So after all these studies, no REAL negative Stevia side effects have been seen yet. This is an additional sign that there are just no bad effects from Stevia on humans. Of course, optimally there would be more studies in progress, but the problem is, as always, the money.
Who’s going to pay for these experiments?
The sugar industry, which could be a possible sponsor, is afraid of Stevia killing their business, so of course they’re not funding it. Maybe if they could see the potential of the ‘sweet leaf’ (the nickname Stevia has earned for itself), someone would take action.
Additionally the World Health Organistation (WHO) published a report in 2006 which says: ”Stevioside and Rebaudioside A are not genotoxic in vitro or in vivo and that the genotoxicity of Steviol and some of its oxidative derivatives in vitro is not expressed in vivo.” In 2008 the Food and Drug Administration of the USA (FDA) classified Truvia (by Coca-Cola) and PureVia (by PepsiCO) – both substances based on Stevia – to GRAS, Generally Recognized as Safe.
Update: The European Food Safety Authority (EFSA) sent a report about the at least healthy daily dose of steviol glycosides to the European Comission in April 2010. So we can expect a decision about the approval of stevia as a food additive soon.
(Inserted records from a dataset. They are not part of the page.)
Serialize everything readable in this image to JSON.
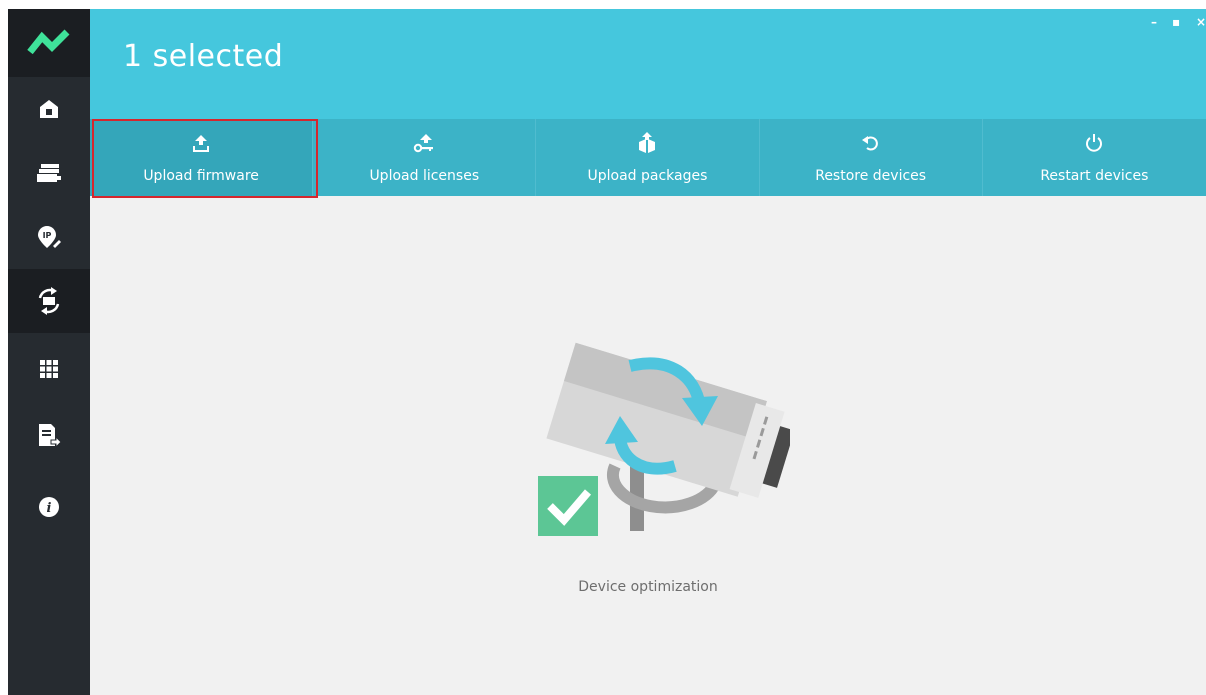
{
  "header": {
    "title": "1 selected"
  },
  "window_controls": {
    "minimize": "–",
    "maximize": "▪",
    "close": "×"
  },
  "sidebar": {
    "items": [
      {
        "icon": "home-icon"
      },
      {
        "icon": "devices-icon"
      },
      {
        "icon": "ip-settings-icon"
      },
      {
        "icon": "device-maintenance-icon",
        "active": true
      },
      {
        "icon": "grid-apps-icon"
      },
      {
        "icon": "export-report-icon"
      },
      {
        "icon": "info-icon"
      }
    ]
  },
  "toolbar": {
    "items": [
      {
        "label": "Upload firmware",
        "icon": "upload-firmware-icon",
        "selected": true
      },
      {
        "label": "Upload licenses",
        "icon": "upload-license-icon"
      },
      {
        "label": "Upload packages",
        "icon": "upload-packages-icon"
      },
      {
        "label": "Restore devices",
        "icon": "restore-icon"
      },
      {
        "label": "Restart devices",
        "icon": "power-icon"
      }
    ]
  },
  "main": {
    "empty_state_label": "Device optimization"
  },
  "colors": {
    "header": "#45c7dd",
    "toolbar": "#3cb3c7",
    "sidebar": "#262b30",
    "highlight": "#d6262d",
    "check": "#5cc695"
  }
}
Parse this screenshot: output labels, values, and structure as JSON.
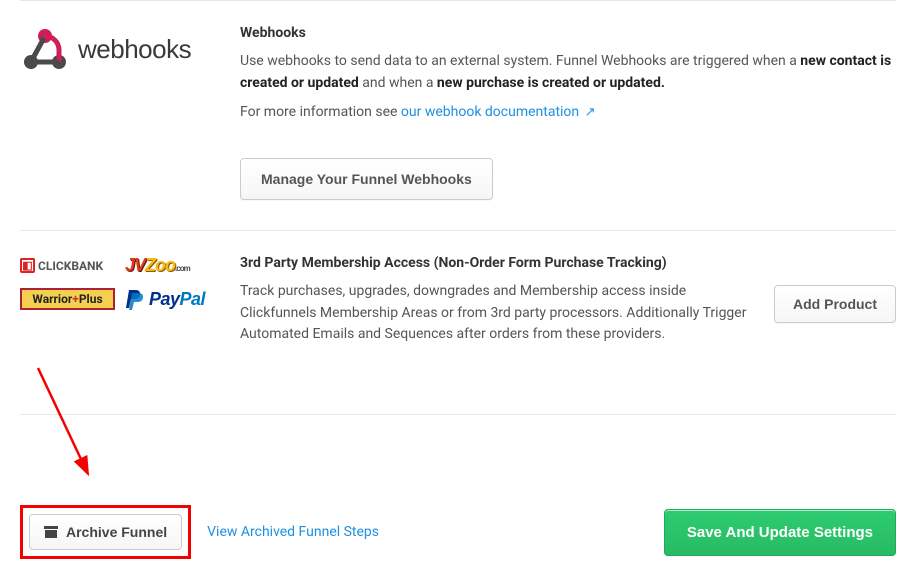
{
  "webhooks": {
    "logo_text": "webhooks",
    "title": "Webhooks",
    "desc_prefix": "Use webhooks to send data to an external system. Funnel Webhooks are triggered when a ",
    "desc_bold1": "new contact is created or updated",
    "desc_mid": " and when a ",
    "desc_bold2": "new purchase is created or updated.",
    "more_prefix": "For more information see ",
    "doc_link_label": "our webhook documentation",
    "manage_button": "Manage Your Funnel Webhooks"
  },
  "thirdparty": {
    "title": "3rd Party Membership Access (Non-Order Form Purchase Tracking)",
    "desc": "Track purchases, upgrades, downgrades and Membership access inside Clickfunnels Membership Areas or from 3rd party processors. Additionally Trigger Automated Emails and Sequences after orders from these providers.",
    "add_product_label": "Add Product",
    "providers": {
      "clickbank": "CLICKBANK",
      "jvzoo_a": "JV",
      "jvzoo_b": "Zoo",
      "jvzoo_c": ".com",
      "warrior_a": "Warrior",
      "warrior_b": "+",
      "warrior_c": "Plus",
      "paypal_a": "Pay",
      "paypal_b": "Pal"
    }
  },
  "footer": {
    "archive_label": "Archive Funnel",
    "view_archived_label": "View Archived Funnel Steps",
    "save_label": "Save And Update Settings"
  }
}
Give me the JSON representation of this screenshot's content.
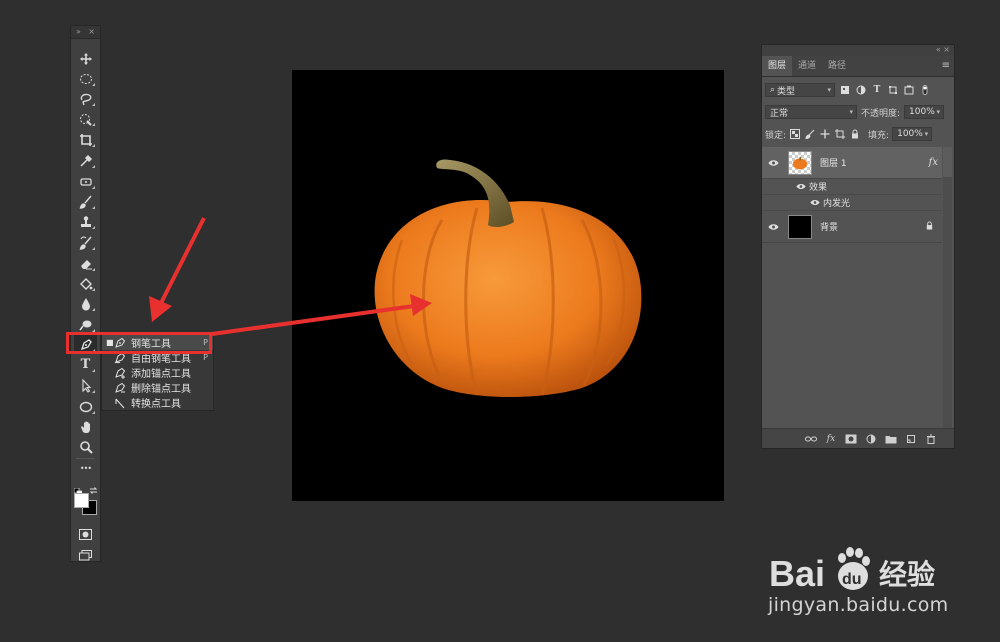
{
  "toolbar": {
    "collapse_glyph": "»",
    "close_glyph": "×",
    "tools": [
      {
        "name": "move-tool",
        "icon": "move-icon"
      },
      {
        "name": "marquee-tool",
        "icon": "ellipse-marquee-icon"
      },
      {
        "name": "lasso-tool",
        "icon": "lasso-icon"
      },
      {
        "name": "quick-select-tool",
        "icon": "quick-select-icon"
      },
      {
        "name": "crop-tool",
        "icon": "crop-icon"
      },
      {
        "name": "eyedropper-tool",
        "icon": "eyedropper-icon"
      },
      {
        "name": "healing-tool",
        "icon": "healing-brush-icon"
      },
      {
        "name": "brush-tool",
        "icon": "brush-icon"
      },
      {
        "name": "stamp-tool",
        "icon": "clone-stamp-icon"
      },
      {
        "name": "history-brush-tool",
        "icon": "history-brush-icon"
      },
      {
        "name": "eraser-tool",
        "icon": "eraser-icon"
      },
      {
        "name": "paint-bucket-tool",
        "icon": "paint-bucket-icon"
      },
      {
        "name": "blur-tool",
        "icon": "blur-icon"
      },
      {
        "name": "dodge-tool",
        "icon": "dodge-icon"
      },
      {
        "name": "pen-tool",
        "icon": "pen-icon"
      },
      {
        "name": "type-tool",
        "icon": "type-icon"
      },
      {
        "name": "path-select-tool",
        "icon": "path-select-icon"
      },
      {
        "name": "shape-tool",
        "icon": "ellipse-shape-icon"
      },
      {
        "name": "hand-tool",
        "icon": "hand-icon"
      },
      {
        "name": "zoom-tool",
        "icon": "zoom-icon"
      },
      {
        "name": "more-tools",
        "icon": "ellipsis-icon"
      }
    ],
    "type_glyph": "T",
    "more_glyph": "•••"
  },
  "pen_flyout": {
    "items": [
      {
        "label": "钢笔工具",
        "key": "P",
        "selected": true,
        "icon": "pen-icon"
      },
      {
        "label": "自由钢笔工具",
        "key": "P",
        "selected": false,
        "icon": "freeform-pen-icon"
      },
      {
        "label": "添加锚点工具",
        "key": "",
        "selected": false,
        "icon": "add-anchor-icon"
      },
      {
        "label": "删除锚点工具",
        "key": "",
        "selected": false,
        "icon": "delete-anchor-icon"
      },
      {
        "label": "转换点工具",
        "key": "",
        "selected": false,
        "icon": "convert-point-icon"
      }
    ]
  },
  "layers_panel": {
    "top_glyphs": "«  ×",
    "tabs": [
      {
        "label": "图层",
        "active": true
      },
      {
        "label": "通道",
        "active": false
      },
      {
        "label": "路径",
        "active": false
      }
    ],
    "menu_glyph": "≡",
    "filter": {
      "search_glyph": "⌕",
      "label": "类型"
    },
    "blend_mode": "正常",
    "opacity_label": "不透明度:",
    "opacity_value": "100%",
    "lock_label": "锁定:",
    "fill_label": "填充:",
    "fill_value": "100%",
    "layers": [
      {
        "name": "图层 1",
        "fx": "fx",
        "selected": true
      },
      {
        "name": "背景",
        "selected": false
      }
    ],
    "effects_label": "效果",
    "effect_item": "内发光"
  },
  "colors": {
    "highlight_red": "#e8312f",
    "workspace": "#2f2f2f",
    "pumpkin_orange": "#ee7a1f",
    "stem": "#7a6a3a"
  },
  "watermark": {
    "brand": "Baidu经验",
    "url": "jingyan.baidu.com"
  }
}
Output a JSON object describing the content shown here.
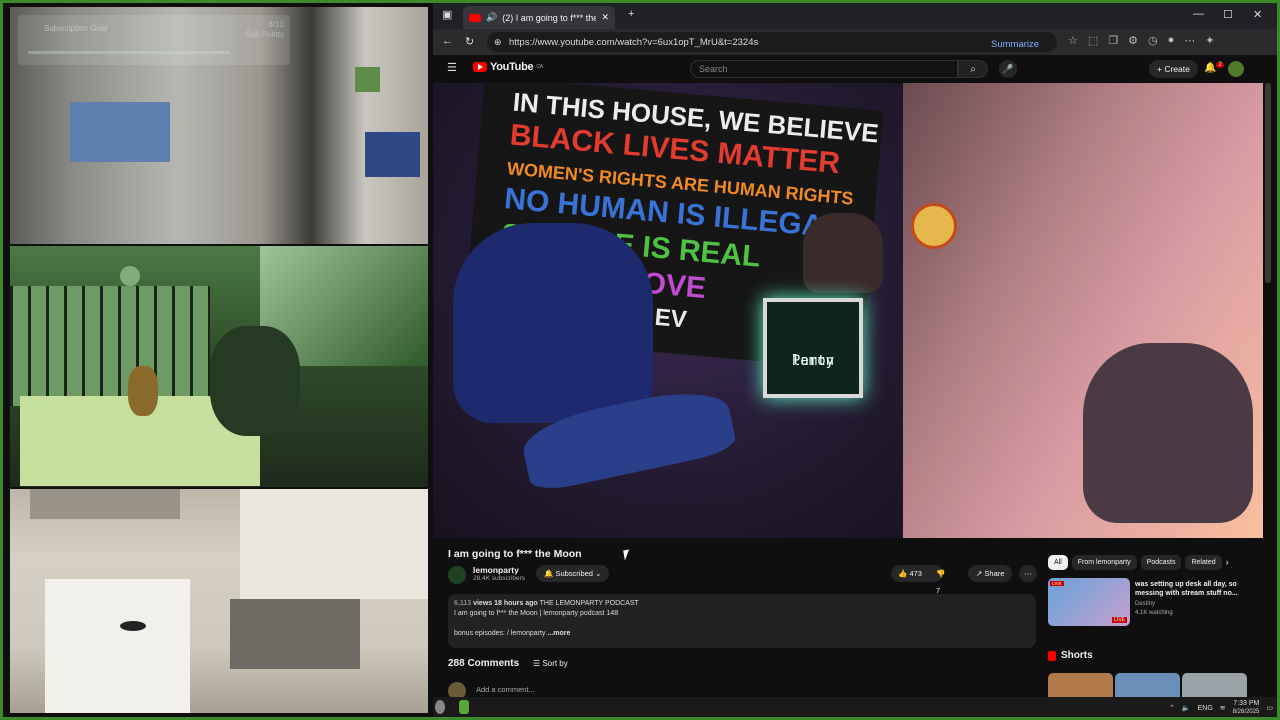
{
  "browser": {
    "tab_title": "(2) I am going to f*** the Moon",
    "url": "https://www.youtube.com/watch?v=6ux1opT_MrU&t=2324s",
    "summarize_label": "Summarize"
  },
  "overlay": {
    "subscription_goal": "Subscription Goal",
    "sub_points_value": "8/10",
    "sub_points_label": "Sub Points"
  },
  "youtube": {
    "logo_text": "YouTube",
    "logo_region": "CA",
    "search_placeholder": "Search",
    "create_label": "Create",
    "notification_count": "2"
  },
  "video": {
    "flag_lines": [
      "IN THIS HOUSE, WE BELIEVE",
      "BLACK LIVES MATTER",
      "WOMEN'S RIGHTS ARE HUMAN RIGHTS",
      "NO HUMAN IS ILLEGAL",
      "SCIENCE IS REAL",
      "LOVE IS LOVE",
      "KINDNESS IS EV"
    ],
    "sign_text_1": "lemon",
    "sign_text_2": "Party",
    "title": "I am going to f*** the Moon",
    "channel": "lemonparty",
    "subscribers": "28.4K subscribers",
    "subscribed_label": "Subscribed",
    "likes": "473",
    "dislikes": "7",
    "share_label": "Share"
  },
  "description": {
    "meta": "views 18 hours ago",
    "views_prefix": "6,113",
    "podcast_tag": "THE LEMONPARTY PODCAST",
    "line2": "I am going to f*** the Moon | lemonparty podcast 148",
    "bonus_label": "bonus episodes:",
    "bonus_link": "/ lemonparty",
    "more_label": "...more"
  },
  "comments": {
    "count_label": "288 Comments",
    "sort_label": "Sort by",
    "add_placeholder": "Add a comment..."
  },
  "sidebar": {
    "chips": [
      "All",
      "From lemonparty",
      "Podcasts",
      "Related"
    ],
    "rec_title": "was setting up desk all day, so messing with stream stuff no...",
    "rec_channel": "Destiny",
    "rec_watching": "4.1K watching",
    "live_label": "LIVE",
    "shorts_label": "Shorts"
  },
  "taskbar": {
    "lang": "ENG",
    "time": "7:33 PM",
    "date": "8/26/2025"
  }
}
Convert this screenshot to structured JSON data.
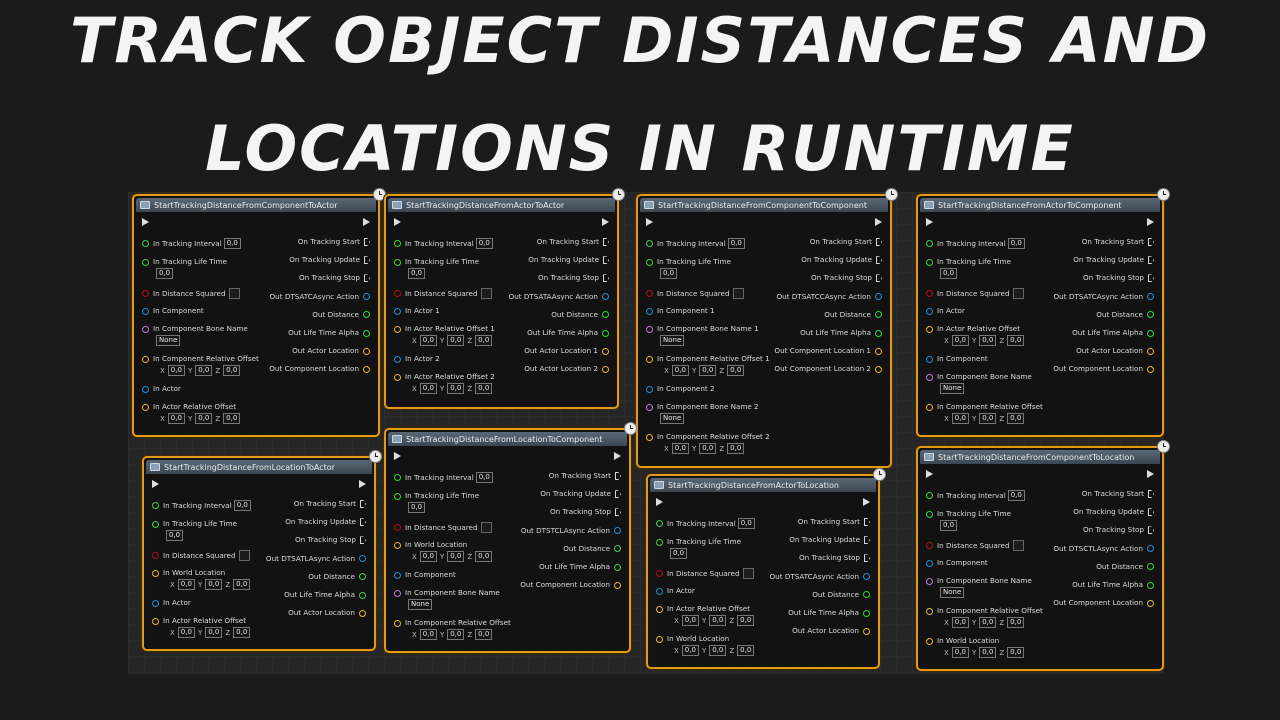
{
  "title": {
    "line1": "TRACK OBJECT DISTANCES AND",
    "line2": "LOCATIONS IN RUNTIME"
  },
  "colors": {
    "node_border": "#e39a17",
    "exec": "#e8e8e8",
    "float": "#3fd13f",
    "bool": "#b01414",
    "object": "#1f8fd8",
    "name": "#c07ad8",
    "vector": "#e7b23a",
    "delegate": "#d8d8d8"
  },
  "labels": {
    "in_tracking_interval": "In Tracking Interval",
    "in_tracking_life_time": "In Tracking Life Time",
    "in_distance_squared": "In Distance Squared",
    "in_component": "In Component",
    "in_component_bone_name": "In Component Bone Name",
    "in_component_relative_offset": "In Component Relative Offset",
    "in_actor": "In Actor",
    "in_actor_relative_offset": "In Actor Relative Offset",
    "in_actor_1": "In Actor 1",
    "in_actor_relative_offset_1": "In Actor Relative Offset 1",
    "in_actor_2": "In Actor 2",
    "in_actor_relative_offset_2": "In Actor Relative Offset 2",
    "in_component_1": "In Component 1",
    "in_component_bone_name_1": "In Component Bone Name 1",
    "in_component_relative_offset_1": "In Component Relative Offset 1",
    "in_component_2": "In Component 2",
    "in_component_bone_name_2": "In Component Bone Name 2",
    "in_component_relative_offset_2": "In Component Relative Offset 2",
    "in_world_location": "In World Location",
    "on_tracking_start": "On Tracking Start",
    "on_tracking_update": "On Tracking Update",
    "on_tracking_stop": "On Tracking Stop",
    "out_distance": "Out Distance",
    "out_life_time_alpha": "Out Life Time Alpha",
    "out_actor_location": "Out Actor Location",
    "out_component_location": "Out Component Location",
    "out_actor_location_1": "Out Actor Location 1",
    "out_actor_location_2": "Out Actor Location 2",
    "out_component_location_1": "Out Component Location 1",
    "out_component_location_2": "Out Component Location 2",
    "x": "X",
    "y": "Y",
    "z": "Z",
    "zero": "0,0",
    "none": "None"
  },
  "nodes": [
    {
      "title": "StartTrackingDistanceFromComponentToActor",
      "async_action": "Out DTSATCAsync Action",
      "inputs": [
        "in_tracking_interval",
        "in_tracking_life_time",
        "in_distance_squared",
        "in_component",
        "in_component_bone_name",
        "in_component_relative_offset",
        "in_actor",
        "in_actor_relative_offset"
      ],
      "outputs": [
        "on_tracking_start",
        "on_tracking_update",
        "on_tracking_stop",
        "async",
        "out_distance",
        "out_life_time_alpha",
        "out_actor_location",
        "out_component_location"
      ]
    },
    {
      "title": "StartTrackingDistanceFromActorToActor",
      "async_action": "Out DTSATAAsync Action",
      "inputs": [
        "in_tracking_interval",
        "in_tracking_life_time",
        "in_distance_squared",
        "in_actor_1",
        "in_actor_relative_offset_1",
        "in_actor_2",
        "in_actor_relative_offset_2"
      ],
      "outputs": [
        "on_tracking_start",
        "on_tracking_update",
        "on_tracking_stop",
        "async",
        "out_distance",
        "out_life_time_alpha",
        "out_actor_location_1",
        "out_actor_location_2"
      ]
    },
    {
      "title": "StartTrackingDistanceFromComponentToComponent",
      "async_action": "Out DTSATCCAsync Action",
      "inputs": [
        "in_tracking_interval",
        "in_tracking_life_time",
        "in_distance_squared",
        "in_component_1",
        "in_component_bone_name_1",
        "in_component_relative_offset_1",
        "in_component_2",
        "in_component_bone_name_2",
        "in_component_relative_offset_2"
      ],
      "outputs": [
        "on_tracking_start",
        "on_tracking_update",
        "on_tracking_stop",
        "async",
        "out_distance",
        "out_life_time_alpha",
        "out_component_location_1",
        "out_component_location_2"
      ]
    },
    {
      "title": "StartTrackingDistanceFromActorToComponent",
      "async_action": "Out DTSATCAsync Action",
      "inputs": [
        "in_tracking_interval",
        "in_tracking_life_time",
        "in_distance_squared",
        "in_actor",
        "in_actor_relative_offset",
        "in_component",
        "in_component_bone_name",
        "in_component_relative_offset"
      ],
      "outputs": [
        "on_tracking_start",
        "on_tracking_update",
        "on_tracking_stop",
        "async",
        "out_distance",
        "out_life_time_alpha",
        "out_actor_location",
        "out_component_location"
      ]
    },
    {
      "title": "StartTrackingDistanceFromLocationToActor",
      "async_action": "Out DTSATLAsync Action",
      "inputs": [
        "in_tracking_interval",
        "in_tracking_life_time",
        "in_distance_squared",
        "in_world_location",
        "in_actor",
        "in_actor_relative_offset"
      ],
      "outputs": [
        "on_tracking_start",
        "on_tracking_update",
        "on_tracking_stop",
        "async",
        "out_distance",
        "out_life_time_alpha",
        "out_actor_location"
      ]
    },
    {
      "title": "StartTrackingDistanceFromLocationToComponent",
      "async_action": "Out DTSTCLAsync Action",
      "inputs": [
        "in_tracking_interval",
        "in_tracking_life_time",
        "in_distance_squared",
        "in_world_location",
        "in_component",
        "in_component_bone_name",
        "in_component_relative_offset"
      ],
      "outputs": [
        "on_tracking_start",
        "on_tracking_update",
        "on_tracking_stop",
        "async",
        "out_distance",
        "out_life_time_alpha",
        "out_component_location"
      ]
    },
    {
      "title": "StartTrackingDistanceFromActorToLocation",
      "async_action": "Out DTSATCAsync Action",
      "inputs": [
        "in_tracking_interval",
        "in_tracking_life_time",
        "in_distance_squared",
        "in_actor",
        "in_actor_relative_offset",
        "in_world_location"
      ],
      "outputs": [
        "on_tracking_start",
        "on_tracking_update",
        "on_tracking_stop",
        "async",
        "out_distance",
        "out_life_time_alpha",
        "out_actor_location"
      ]
    },
    {
      "title": "StartTrackingDistanceFromComponentToLocation",
      "async_action": "Out DTSCTLAsync Action",
      "inputs": [
        "in_tracking_interval",
        "in_tracking_life_time",
        "in_distance_squared",
        "in_component",
        "in_component_bone_name",
        "in_component_relative_offset",
        "in_world_location"
      ],
      "outputs": [
        "on_tracking_start",
        "on_tracking_update",
        "on_tracking_stop",
        "async",
        "out_distance",
        "out_life_time_alpha",
        "out_component_location"
      ]
    }
  ]
}
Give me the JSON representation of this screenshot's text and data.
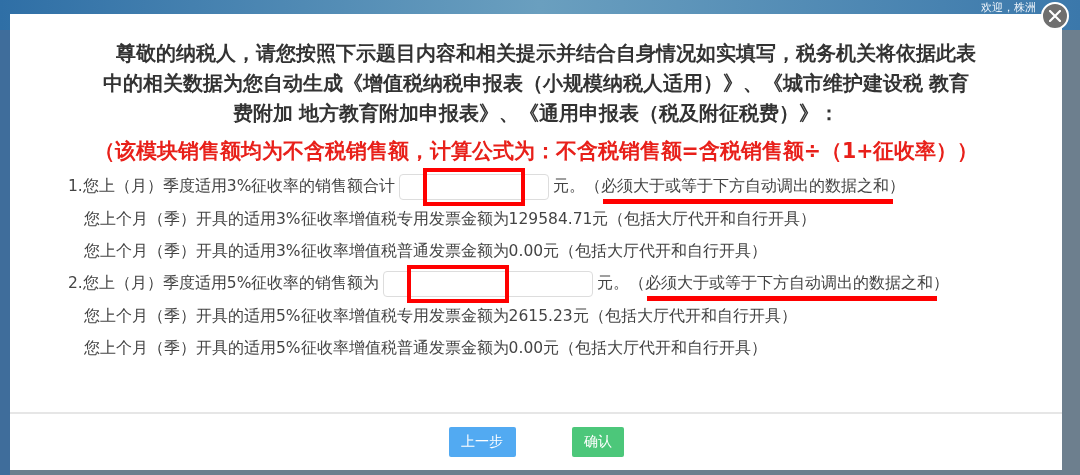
{
  "background": {
    "greeting": "欢迎，株洲"
  },
  "dialog": {
    "intro": "尊敬的纳税人，请您按照下示题目内容和相关提示并结合自身情况如实填写，税务机关将依据此表中的相关数据为您自动生成《增值税纳税申报表（小规模纳税人适用）》、《城市维护建设税 教育费附加 地方教育附加申报表》、《通用申报表（税及附征税费）》：",
    "formula_note": "（该模块销售额均为不含税销售额，计算公式为：不含税销售额=含税销售额÷（1+征收率））",
    "questions": [
      {
        "number": "1.",
        "label": "您上（月）季度适用3%征收率的销售额合计",
        "unit": "元。（",
        "hint": "必须大于或等于下方自动调出的数据之和",
        "hint_end": "）",
        "details": [
          "您上个月（季）开具的适用3%征收率增值税专用发票金额为129584.71元（包括大厅代开和自行开具）",
          "您上个月（季）开具的适用3%征收率增值税普通发票金额为0.00元（包括大厅代开和自行开具）"
        ]
      },
      {
        "number": "2.",
        "label": "您上（月）季度适用5%征收率的销售额为",
        "unit": "元。（",
        "hint": "必须大于或等于下方自动调出的数据之和",
        "hint_end": "）",
        "details": [
          "您上个月（季）开具的适用5%征收率增值税专用发票金额为2615.23元（包括大厅代开和自行开具）",
          "您上个月（季）开具的适用5%征收率增值税普通发票金额为0.00元（包括大厅代开和自行开具）"
        ]
      }
    ],
    "buttons": [
      {
        "label": "上一步",
        "kind": "secondary"
      },
      {
        "label": "确认",
        "kind": "primary"
      }
    ]
  }
}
Stevia has been recognized for hundreds of years by tribes in South America. In this time it has not only been used as sweetener but as a healing plant and healthy food additive as well.
Unlike artificial sweeteners like aspartame, Stevia is said to have no bad effects on the insulin balancing process of the human body. Instead, as the report of the WHO mentioned above says it has a negligible effect on blood glucose and could even enhance glucose tolerance. That makes it not only a good natural sweetener for diabetics, but for everyone who wants a healthy blood sugar.
Sugar is well known to be extremely calorie intensive, however, Stevia contains no calories. Yet Stevia is still 300 times sweeter AND it’s good for your teeth and – Stevia is effective against cavities and dental plaque. Other experiments and researches found some positive Stevia side effects on obesity and high blood pressure.
All this makes the ‘sweet leaf’ a natural and healthy alternative to sugar and synthetically produced sweeteners. You can use it for cooking and baking as it’s highly heat-resistant and perfectly water soluble, making it a perfect sugar substitute.
I have a few plants for sale from time to time. Rod